## What is expected
Locate each line below that includes "glyph" and reproduce it.

(Data for the task)

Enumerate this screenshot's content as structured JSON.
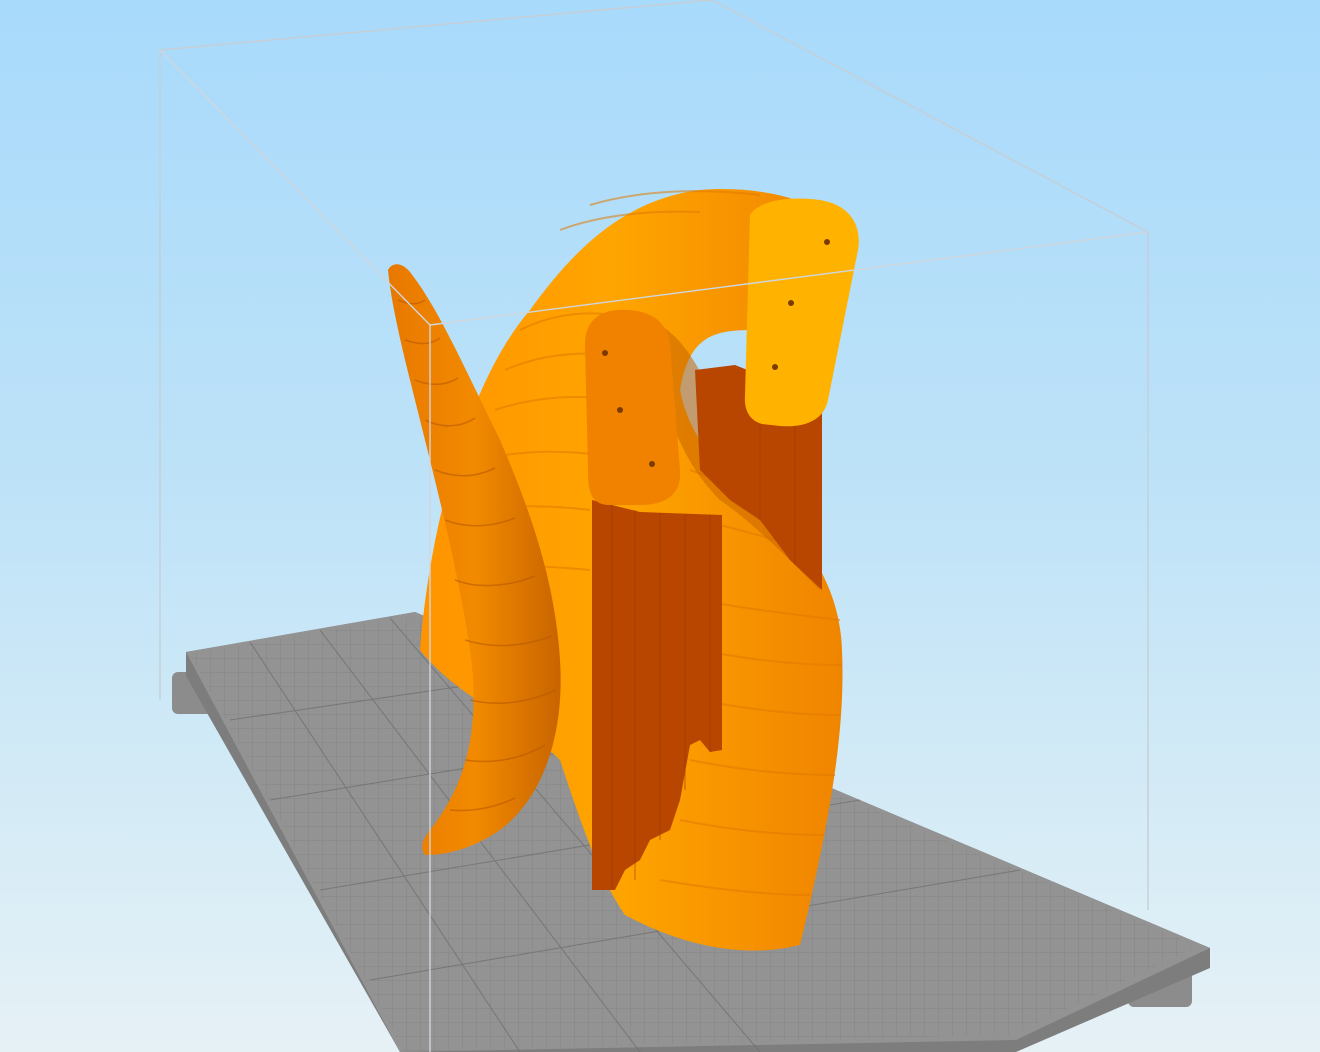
{
  "app": {
    "view": "3d-viewport"
  },
  "colors": {
    "background_top": "#a8dafb",
    "background_bottom": "#e6f1f6",
    "bed": "#8e8e8e",
    "bed_grid": "#7b7b7b",
    "build_volume": "#c8d0d6",
    "model_light": "#ffb400",
    "model_mid": "#ff9a00",
    "model_dark": "#e07000",
    "support": "#b84500"
  },
  "icons": {
    "plate": "print-bed-icon",
    "model": "horn-model-icon"
  }
}
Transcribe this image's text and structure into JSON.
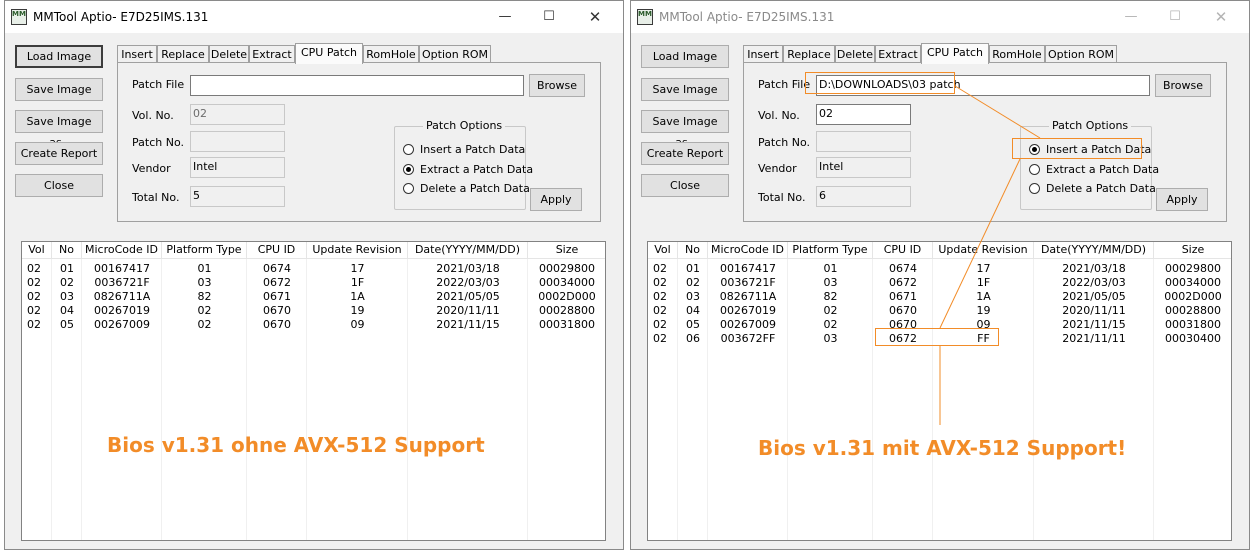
{
  "windows": [
    {
      "title": "MMTool Aptio- E7D25IMS.131",
      "icon_text": "MM",
      "side_buttons": [
        "Load Image",
        "Save Image",
        "Save Image as..",
        "Create Report",
        "Close"
      ],
      "tabs": [
        "Insert",
        "Replace",
        "Delete",
        "Extract",
        "CPU Patch",
        "RomHole",
        "Option ROM"
      ],
      "active_tab": "CPU Patch",
      "labels": {
        "patch_file": "Patch File",
        "vol_no": "Vol. No.",
        "patch_no": "Patch No.",
        "vendor": "Vendor",
        "total_no": "Total No."
      },
      "fields": {
        "patch_file": "",
        "vol_no": "02",
        "patch_no": "",
        "vendor": "Intel",
        "total_no": "5"
      },
      "browse_label": "Browse",
      "apply_label": "Apply",
      "patch_options": {
        "title": "Patch Options",
        "options": [
          "Insert a Patch Data",
          "Extract a Patch Data",
          "Delete a Patch Data"
        ],
        "selected": 1
      },
      "table": {
        "columns": [
          "Vol",
          "No",
          "MicroCode ID",
          "Platform Type",
          "CPU ID",
          "Update Revision",
          "Date(YYYY/MM/DD)",
          "Size"
        ],
        "rows": [
          [
            "02",
            "01",
            "00167417",
            "01",
            "0674",
            "17",
            "2021/03/18",
            "00029800"
          ],
          [
            "02",
            "02",
            "0036721F",
            "03",
            "0672",
            "1F",
            "2022/03/03",
            "00034000"
          ],
          [
            "02",
            "03",
            "0826711A",
            "82",
            "0671",
            "1A",
            "2021/05/05",
            "0002D000"
          ],
          [
            "02",
            "04",
            "00267019",
            "02",
            "0670",
            "19",
            "2020/11/11",
            "00028800"
          ],
          [
            "02",
            "05",
            "00267009",
            "02",
            "0670",
            "09",
            "2021/11/15",
            "00031800"
          ]
        ]
      },
      "caption": "Bios v1.31 ohne AVX-512 Support"
    },
    {
      "title": "MMTool Aptio- E7D25IMS.131",
      "icon_text": "MM",
      "side_buttons": [
        "Load Image",
        "Save Image",
        "Save Image as..",
        "Create Report",
        "Close"
      ],
      "tabs": [
        "Insert",
        "Replace",
        "Delete",
        "Extract",
        "CPU Patch",
        "RomHole",
        "Option ROM"
      ],
      "active_tab": "CPU Patch",
      "labels": {
        "patch_file": "Patch File",
        "vol_no": "Vol. No.",
        "patch_no": "Patch No.",
        "vendor": "Vendor",
        "total_no": "Total No."
      },
      "fields": {
        "patch_file": "D:\\DOWNLOADS\\03 patch",
        "vol_no": "02",
        "patch_no": "",
        "vendor": "Intel",
        "total_no": "6"
      },
      "browse_label": "Browse",
      "apply_label": "Apply",
      "patch_options": {
        "title": "Patch Options",
        "options": [
          "Insert a Patch Data",
          "Extract a Patch Data",
          "Delete a Patch Data"
        ],
        "selected": 0
      },
      "table": {
        "columns": [
          "Vol",
          "No",
          "MicroCode ID",
          "Platform Type",
          "CPU ID",
          "Update Revision",
          "Date(YYYY/MM/DD)",
          "Size"
        ],
        "rows": [
          [
            "02",
            "01",
            "00167417",
            "01",
            "0674",
            "17",
            "2021/03/18",
            "00029800"
          ],
          [
            "02",
            "02",
            "0036721F",
            "03",
            "0672",
            "1F",
            "2022/03/03",
            "00034000"
          ],
          [
            "02",
            "03",
            "0826711A",
            "82",
            "0671",
            "1A",
            "2021/05/05",
            "0002D000"
          ],
          [
            "02",
            "04",
            "00267019",
            "02",
            "0670",
            "19",
            "2020/11/11",
            "00028800"
          ],
          [
            "02",
            "05",
            "00267009",
            "02",
            "0670",
            "09",
            "2021/11/15",
            "00031800"
          ],
          [
            "02",
            "06",
            "003672FF",
            "03",
            "0672",
            "FF",
            "2021/11/11",
            "00030400"
          ]
        ]
      },
      "caption": "Bios v1.31 mit AVX-512 Support!"
    }
  ],
  "colors": {
    "annotation": "#f28c28",
    "window_bg": "#f0f0f0"
  }
}
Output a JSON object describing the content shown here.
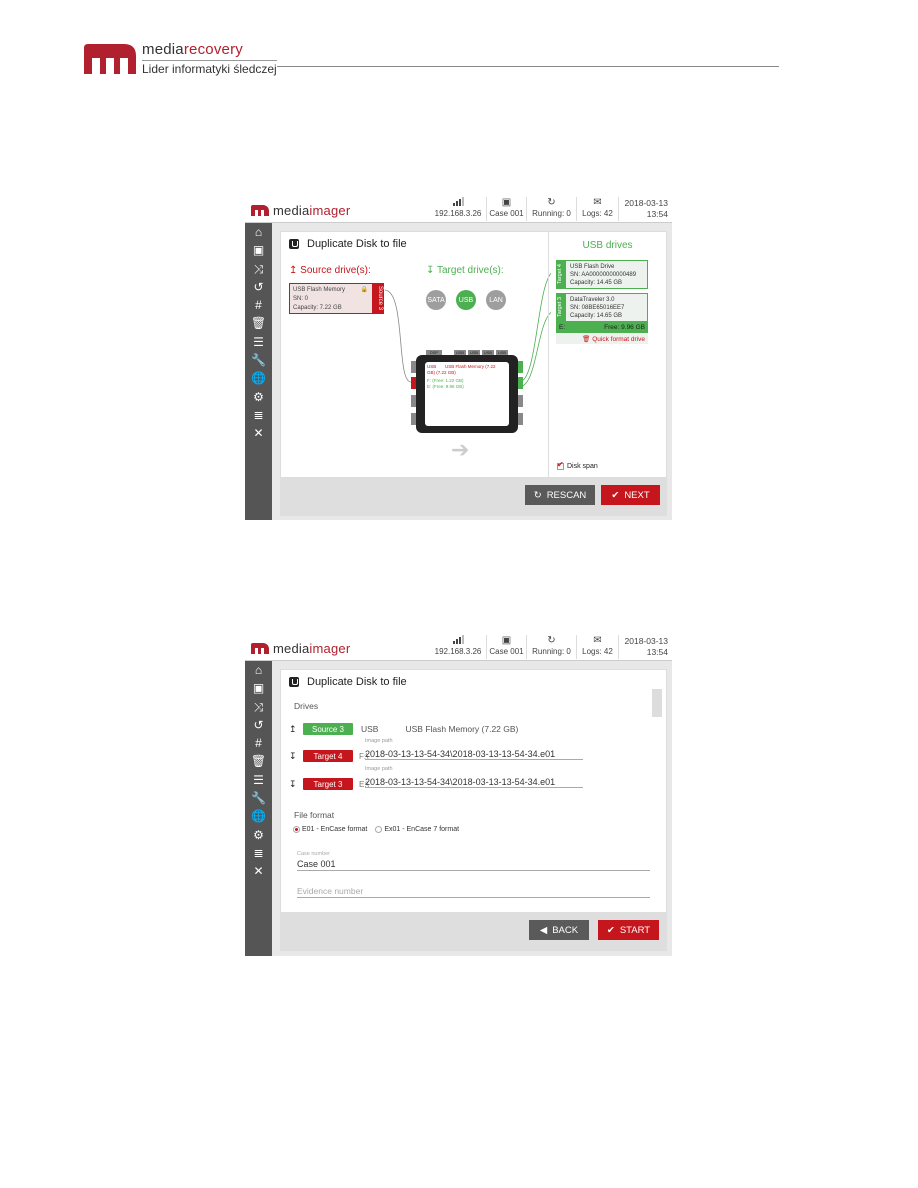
{
  "doc_header": {
    "brand_part1": "media",
    "brand_part2": "recovery",
    "tagline": "Lider informatyki śledczej",
    "colors": {
      "brand_red": "#b0202e",
      "text": "#333333"
    }
  },
  "app_common": {
    "logo_part1": "media",
    "logo_part2": "imager",
    "topbar": {
      "network": {
        "icon": "signal-bars-icon",
        "label": "192.168.3.26"
      },
      "case": {
        "icon": "briefcase-icon",
        "label": "Case 001"
      },
      "running": {
        "icon": "refresh-icon",
        "label": "Running: 0"
      },
      "logs": {
        "icon": "envelope-icon",
        "label": "Logs: 42"
      },
      "date": "2018-03-13",
      "time": "13:54"
    },
    "sidebar_icons": [
      {
        "name": "home-icon",
        "glyph": "⌂"
      },
      {
        "name": "briefcase-icon",
        "glyph": "▣"
      },
      {
        "name": "shuffle-icon",
        "glyph": "⤨"
      },
      {
        "name": "undo-icon",
        "glyph": "↺"
      },
      {
        "name": "hash-icon",
        "glyph": "#"
      },
      {
        "name": "trash-icon",
        "glyph": "🗑"
      },
      {
        "name": "list-icon",
        "glyph": "☰"
      },
      {
        "name": "wrench-icon",
        "glyph": "🔧"
      },
      {
        "name": "globe-icon",
        "glyph": "🌐"
      },
      {
        "name": "gear-icon",
        "glyph": "⚙"
      },
      {
        "name": "indent-list-icon",
        "glyph": "≣"
      },
      {
        "name": "close-icon",
        "glyph": "✕"
      }
    ],
    "colors": {
      "accent_red": "#c4161c",
      "accent_green": "#4caf50",
      "sidebar": "#555555",
      "button_gray": "#5a5a5a"
    }
  },
  "screen1": {
    "title": "Duplicate Disk to file",
    "source_heading": "Source drive(s):",
    "target_heading": "Target drive(s):",
    "source_card": {
      "name": "USB Flash Memory",
      "sn": "SN: 0",
      "capacity": "Capacity: 7.22 GB",
      "tag": "Source 3"
    },
    "interface_pills": [
      {
        "label": "SATA",
        "active": false
      },
      {
        "label": "USB",
        "active": true
      },
      {
        "label": "LAN",
        "active": false
      }
    ],
    "device": {
      "top_ports": [
        "DSP",
        "USB",
        "USB",
        "USB",
        "USB"
      ],
      "left_ports": [
        "USB",
        "USB",
        "SATA",
        "SATA"
      ],
      "right_ports": [
        "USB",
        "USB",
        "SATA",
        "SATA"
      ],
      "screen_line1_left": "USB",
      "screen_line1_right": "USB Flash Memory (7.22",
      "screen_line2": "GB) (7.22 GB)",
      "screen_line3": "F: (Free: 1.22 GB)",
      "screen_line4": "E: (Free: 9.96 GB)"
    },
    "usb_drives_title": "USB drives",
    "target_cards": [
      {
        "tag": "Target 4",
        "name": "USB Flash Drive",
        "sn": "SN: AA00000000000489",
        "capacity": "Capacity: 14.45 GB"
      },
      {
        "tag": "Target 3",
        "name": "DataTraveler 3.0",
        "sn": "SN: 08BE65016EE7",
        "capacity": "Capacity: 14.65 GB"
      }
    ],
    "free_drive_letter": "E:",
    "free_text": "Free: 9.96 GB",
    "quick_format_label": "Quick format drive",
    "disk_span_label": "Disk span",
    "disk_span_checked": true,
    "buttons": {
      "rescan": "RESCAN",
      "next": "NEXT"
    }
  },
  "screen2": {
    "title": "Duplicate Disk to file",
    "drives_label": "Drives",
    "source": {
      "chip": "Source 3",
      "interface": "USB",
      "description": "USB Flash Memory (7.22 GB)"
    },
    "targets": [
      {
        "chip": "Target 4",
        "drive": "F:\\",
        "path_label": "Image path",
        "path": "2018-03-13-13-54-34\\2018-03-13-13-54-34.e01"
      },
      {
        "chip": "Target 3",
        "drive": "E:\\",
        "path_label": "Image path",
        "path": "2018-03-13-13-54-34\\2018-03-13-13-54-34.e01"
      }
    ],
    "file_format_label": "File format",
    "formats": [
      {
        "label": "E01 - EnCase format",
        "selected": true
      },
      {
        "label": "Ex01 - EnCase 7 format",
        "selected": false
      }
    ],
    "case_number_label": "Case number",
    "case_number_value": "Case 001",
    "evidence_number_placeholder": "Evidence number",
    "buttons": {
      "back": "BACK",
      "start": "START"
    }
  }
}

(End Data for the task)

## Finished exercise
        "glyph": "⌂"
        "glyph": "▣"
        "glyph": "⤨"
        "glyph": "↺"
        "glyph": "#"
        "glyph": "🗑"
        "glyph": "☰"
        "glyph": "🔧"
        "glyph": "🌐"
        "glyph": "⚙"
        "glyph": "≣"
        "glyph": "✕"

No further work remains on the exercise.